If there were any doubts that the over the prospect of Residential Permit Parking in Brooklyn was just beginnning, Assemblywoman Joan Millman, D-Cobble Hill, dispelled them at Wednesday night's Community Board 2 monthly general meeting.
"It's not so cut and dry.
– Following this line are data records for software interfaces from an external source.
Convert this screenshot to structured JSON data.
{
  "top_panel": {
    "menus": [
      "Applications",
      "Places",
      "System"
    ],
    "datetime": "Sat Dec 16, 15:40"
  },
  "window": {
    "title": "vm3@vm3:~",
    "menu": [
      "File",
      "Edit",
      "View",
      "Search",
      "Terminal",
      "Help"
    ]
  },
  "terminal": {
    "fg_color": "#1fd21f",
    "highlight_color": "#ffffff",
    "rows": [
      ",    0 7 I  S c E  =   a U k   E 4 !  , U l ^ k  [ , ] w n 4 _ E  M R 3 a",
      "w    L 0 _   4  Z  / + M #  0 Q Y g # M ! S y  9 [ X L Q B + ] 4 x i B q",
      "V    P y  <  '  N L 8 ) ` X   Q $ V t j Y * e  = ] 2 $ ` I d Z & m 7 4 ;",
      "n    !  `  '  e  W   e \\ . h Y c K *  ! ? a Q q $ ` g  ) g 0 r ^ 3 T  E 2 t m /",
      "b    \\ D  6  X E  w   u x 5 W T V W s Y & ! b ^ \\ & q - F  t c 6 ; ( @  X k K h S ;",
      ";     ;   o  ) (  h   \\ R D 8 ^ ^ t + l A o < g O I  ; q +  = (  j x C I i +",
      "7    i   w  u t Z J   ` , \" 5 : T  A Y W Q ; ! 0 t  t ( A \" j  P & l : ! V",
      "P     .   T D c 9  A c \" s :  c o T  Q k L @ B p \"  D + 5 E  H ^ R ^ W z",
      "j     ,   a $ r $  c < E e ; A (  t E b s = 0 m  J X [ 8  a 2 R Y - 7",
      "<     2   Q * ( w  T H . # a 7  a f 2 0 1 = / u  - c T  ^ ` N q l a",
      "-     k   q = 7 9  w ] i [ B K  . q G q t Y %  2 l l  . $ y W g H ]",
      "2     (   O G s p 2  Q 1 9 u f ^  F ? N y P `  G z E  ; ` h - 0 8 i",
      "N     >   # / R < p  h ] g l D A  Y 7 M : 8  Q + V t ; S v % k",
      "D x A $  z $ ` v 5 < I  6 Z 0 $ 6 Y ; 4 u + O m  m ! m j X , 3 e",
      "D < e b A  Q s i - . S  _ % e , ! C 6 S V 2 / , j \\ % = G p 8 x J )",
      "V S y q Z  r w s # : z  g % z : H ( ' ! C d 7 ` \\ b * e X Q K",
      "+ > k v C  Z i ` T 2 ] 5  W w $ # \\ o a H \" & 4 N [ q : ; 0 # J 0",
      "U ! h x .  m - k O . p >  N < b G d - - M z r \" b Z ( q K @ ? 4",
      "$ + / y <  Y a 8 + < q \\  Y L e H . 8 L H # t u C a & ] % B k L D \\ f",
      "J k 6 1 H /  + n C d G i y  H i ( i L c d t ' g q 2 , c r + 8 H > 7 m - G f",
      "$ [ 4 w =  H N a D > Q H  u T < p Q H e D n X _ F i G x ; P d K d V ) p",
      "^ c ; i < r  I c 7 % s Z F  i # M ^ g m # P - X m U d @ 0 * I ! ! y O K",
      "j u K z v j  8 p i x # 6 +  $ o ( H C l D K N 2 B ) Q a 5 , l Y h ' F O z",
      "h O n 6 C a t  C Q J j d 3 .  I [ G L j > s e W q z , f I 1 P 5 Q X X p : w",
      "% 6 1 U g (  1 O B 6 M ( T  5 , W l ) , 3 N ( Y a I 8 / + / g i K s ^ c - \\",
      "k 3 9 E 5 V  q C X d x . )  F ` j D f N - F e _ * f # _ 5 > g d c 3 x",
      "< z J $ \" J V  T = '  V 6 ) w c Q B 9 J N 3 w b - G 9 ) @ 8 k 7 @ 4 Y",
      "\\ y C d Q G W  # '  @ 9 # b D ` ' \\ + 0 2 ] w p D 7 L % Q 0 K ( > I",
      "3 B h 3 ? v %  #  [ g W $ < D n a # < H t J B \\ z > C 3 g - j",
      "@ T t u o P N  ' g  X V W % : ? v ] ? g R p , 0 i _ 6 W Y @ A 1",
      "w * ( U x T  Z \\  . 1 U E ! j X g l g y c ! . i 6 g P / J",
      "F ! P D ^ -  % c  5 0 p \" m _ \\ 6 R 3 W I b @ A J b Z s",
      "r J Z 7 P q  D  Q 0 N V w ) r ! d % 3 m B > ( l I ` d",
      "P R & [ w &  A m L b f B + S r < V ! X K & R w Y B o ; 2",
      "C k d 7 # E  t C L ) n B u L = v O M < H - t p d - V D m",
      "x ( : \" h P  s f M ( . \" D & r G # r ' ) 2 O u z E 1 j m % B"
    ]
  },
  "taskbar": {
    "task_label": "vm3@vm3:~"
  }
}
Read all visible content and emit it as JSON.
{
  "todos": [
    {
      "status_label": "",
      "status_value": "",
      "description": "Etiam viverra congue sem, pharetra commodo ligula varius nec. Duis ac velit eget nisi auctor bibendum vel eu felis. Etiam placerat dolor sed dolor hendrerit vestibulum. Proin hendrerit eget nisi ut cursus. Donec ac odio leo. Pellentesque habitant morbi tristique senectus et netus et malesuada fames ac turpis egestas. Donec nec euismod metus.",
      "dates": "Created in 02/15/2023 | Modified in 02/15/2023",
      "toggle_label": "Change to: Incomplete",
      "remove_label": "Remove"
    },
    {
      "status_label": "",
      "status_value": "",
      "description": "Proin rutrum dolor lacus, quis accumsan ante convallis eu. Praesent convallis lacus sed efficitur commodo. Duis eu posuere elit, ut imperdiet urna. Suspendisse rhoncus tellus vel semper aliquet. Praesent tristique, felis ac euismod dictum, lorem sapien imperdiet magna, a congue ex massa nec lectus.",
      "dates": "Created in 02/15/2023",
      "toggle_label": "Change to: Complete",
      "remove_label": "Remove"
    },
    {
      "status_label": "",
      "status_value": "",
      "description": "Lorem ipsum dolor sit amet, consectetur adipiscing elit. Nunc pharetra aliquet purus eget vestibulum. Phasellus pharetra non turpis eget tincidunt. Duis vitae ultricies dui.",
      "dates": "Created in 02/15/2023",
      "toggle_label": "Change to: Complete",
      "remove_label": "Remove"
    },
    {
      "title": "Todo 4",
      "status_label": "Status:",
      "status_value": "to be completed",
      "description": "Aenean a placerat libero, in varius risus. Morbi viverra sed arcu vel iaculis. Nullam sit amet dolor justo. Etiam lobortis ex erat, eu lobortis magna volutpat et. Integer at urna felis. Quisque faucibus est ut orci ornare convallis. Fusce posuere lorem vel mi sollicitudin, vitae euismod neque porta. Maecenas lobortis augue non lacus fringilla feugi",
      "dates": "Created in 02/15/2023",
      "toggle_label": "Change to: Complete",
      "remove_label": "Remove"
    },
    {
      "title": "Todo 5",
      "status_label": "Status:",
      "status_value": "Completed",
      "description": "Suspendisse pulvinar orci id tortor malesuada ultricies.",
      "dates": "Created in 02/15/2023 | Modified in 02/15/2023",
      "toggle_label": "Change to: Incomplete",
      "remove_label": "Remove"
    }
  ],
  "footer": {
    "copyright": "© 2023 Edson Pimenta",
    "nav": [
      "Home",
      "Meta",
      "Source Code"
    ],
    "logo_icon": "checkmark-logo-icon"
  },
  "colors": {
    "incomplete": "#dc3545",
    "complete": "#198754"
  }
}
If it has to happen, it's not happening for awhile," said Millman, who first proposed legslation in the Assembly clearing the way for RPPs in Brooklyn Heights in 2008.
Millman's remarks made it increasingly unclear about whether any parking permit system would be in place in time for the scheduled opening of Barclays Center in September.
According to the seven-term legislator, in the years since RPPs were first proposed the issue has never been 'calendared' for discussion by the Assembly Transportation Committee—merely the first step before debate and an eventual vote on any bill in Albany.
And in the state Senate the prospects for any RPP legislation were considerably darker.
This week, state Sen. Martin Golden, R-Bay Ridge, joined other legislators from South Brooklyn in on Brooklyn streets.
Considering likely Republican opposition to the plan in the GOP-led upper chamber, Millman said that support from Mayor Michael Bloomberg was crucial.
"If he doesn't support it, I don't see it ever coming out of the Senate," she said of Bloomberg, a key campaign contributor for the Republican majority.
In order for the RPPs to be enacted in the five boroughs, legislation granting the City Council the power to set up a parking system needs to pass both houses and be signed into law by Gov. Andrew Cuomo.
Only then can the City Council debate the specifics of any RPP plan, which includes pricing, days and times where permit parking would be in effect and, perhaps most importantly for the streets around Barclays Center, which neighborhoods would be included.